- _What to work on_: The answer must consist of each line of the records below that contains the string "body".

- _The records_:

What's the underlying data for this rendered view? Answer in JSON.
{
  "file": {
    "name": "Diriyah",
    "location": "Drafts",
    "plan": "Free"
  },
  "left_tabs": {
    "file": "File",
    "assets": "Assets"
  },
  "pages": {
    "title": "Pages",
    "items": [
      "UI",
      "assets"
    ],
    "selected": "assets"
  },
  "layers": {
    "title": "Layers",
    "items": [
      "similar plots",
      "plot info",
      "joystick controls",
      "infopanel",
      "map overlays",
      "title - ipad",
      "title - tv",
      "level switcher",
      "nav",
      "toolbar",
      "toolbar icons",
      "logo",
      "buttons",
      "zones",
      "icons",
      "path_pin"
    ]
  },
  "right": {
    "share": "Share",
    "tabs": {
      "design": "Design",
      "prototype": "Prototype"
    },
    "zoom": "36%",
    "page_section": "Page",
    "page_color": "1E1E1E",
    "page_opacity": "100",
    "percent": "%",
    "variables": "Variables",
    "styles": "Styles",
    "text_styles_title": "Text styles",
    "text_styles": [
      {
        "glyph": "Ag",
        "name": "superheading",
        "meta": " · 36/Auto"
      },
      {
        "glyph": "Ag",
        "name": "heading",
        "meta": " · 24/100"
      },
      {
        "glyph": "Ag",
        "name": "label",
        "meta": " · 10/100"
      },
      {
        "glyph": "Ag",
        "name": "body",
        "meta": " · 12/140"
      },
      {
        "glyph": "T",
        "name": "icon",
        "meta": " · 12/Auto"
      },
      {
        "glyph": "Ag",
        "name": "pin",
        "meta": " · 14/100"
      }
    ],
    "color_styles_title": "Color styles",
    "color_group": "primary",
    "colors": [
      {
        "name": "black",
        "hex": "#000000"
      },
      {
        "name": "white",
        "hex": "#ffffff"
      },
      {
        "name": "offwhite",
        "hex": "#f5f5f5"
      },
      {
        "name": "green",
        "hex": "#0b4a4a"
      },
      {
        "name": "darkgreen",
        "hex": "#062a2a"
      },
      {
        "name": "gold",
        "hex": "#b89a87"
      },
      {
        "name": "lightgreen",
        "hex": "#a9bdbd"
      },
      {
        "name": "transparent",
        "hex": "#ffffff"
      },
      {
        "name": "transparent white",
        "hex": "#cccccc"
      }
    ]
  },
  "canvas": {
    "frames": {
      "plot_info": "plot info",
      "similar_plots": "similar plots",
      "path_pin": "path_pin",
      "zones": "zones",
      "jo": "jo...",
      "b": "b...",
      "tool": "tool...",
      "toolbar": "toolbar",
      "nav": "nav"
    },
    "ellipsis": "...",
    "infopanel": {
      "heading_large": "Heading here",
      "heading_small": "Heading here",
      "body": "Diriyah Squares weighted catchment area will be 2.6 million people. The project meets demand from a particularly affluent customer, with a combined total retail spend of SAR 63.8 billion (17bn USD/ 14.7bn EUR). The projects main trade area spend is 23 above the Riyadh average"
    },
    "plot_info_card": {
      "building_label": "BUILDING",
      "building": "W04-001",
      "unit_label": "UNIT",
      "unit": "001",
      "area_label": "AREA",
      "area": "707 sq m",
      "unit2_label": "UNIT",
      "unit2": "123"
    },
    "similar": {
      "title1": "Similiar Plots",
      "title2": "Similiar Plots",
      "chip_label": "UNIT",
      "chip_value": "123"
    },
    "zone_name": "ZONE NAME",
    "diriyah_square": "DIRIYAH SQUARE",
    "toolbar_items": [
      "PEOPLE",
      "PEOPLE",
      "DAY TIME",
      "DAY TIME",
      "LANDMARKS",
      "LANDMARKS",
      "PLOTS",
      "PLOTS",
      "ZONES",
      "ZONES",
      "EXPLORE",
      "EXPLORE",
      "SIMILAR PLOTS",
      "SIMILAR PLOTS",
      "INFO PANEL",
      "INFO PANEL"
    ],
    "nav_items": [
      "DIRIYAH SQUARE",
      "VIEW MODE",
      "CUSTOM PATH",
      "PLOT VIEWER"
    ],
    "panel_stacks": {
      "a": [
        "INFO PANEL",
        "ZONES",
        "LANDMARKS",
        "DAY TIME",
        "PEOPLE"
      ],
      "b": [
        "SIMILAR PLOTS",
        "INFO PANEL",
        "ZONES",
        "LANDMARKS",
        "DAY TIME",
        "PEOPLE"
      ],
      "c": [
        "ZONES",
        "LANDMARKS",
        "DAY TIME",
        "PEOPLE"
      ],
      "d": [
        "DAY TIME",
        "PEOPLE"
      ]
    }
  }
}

- _Your solution_:
        "name": "body",
      "body": "Diriyah Squares weighted catchment area will be 2.6 million people. The project meets demand from a particularly affluent customer, with a combined total retail spend of SAR 63.8 billion (17bn USD/ 14.7bn EUR). The projects main trade area spend is 23 above the Riyadh average"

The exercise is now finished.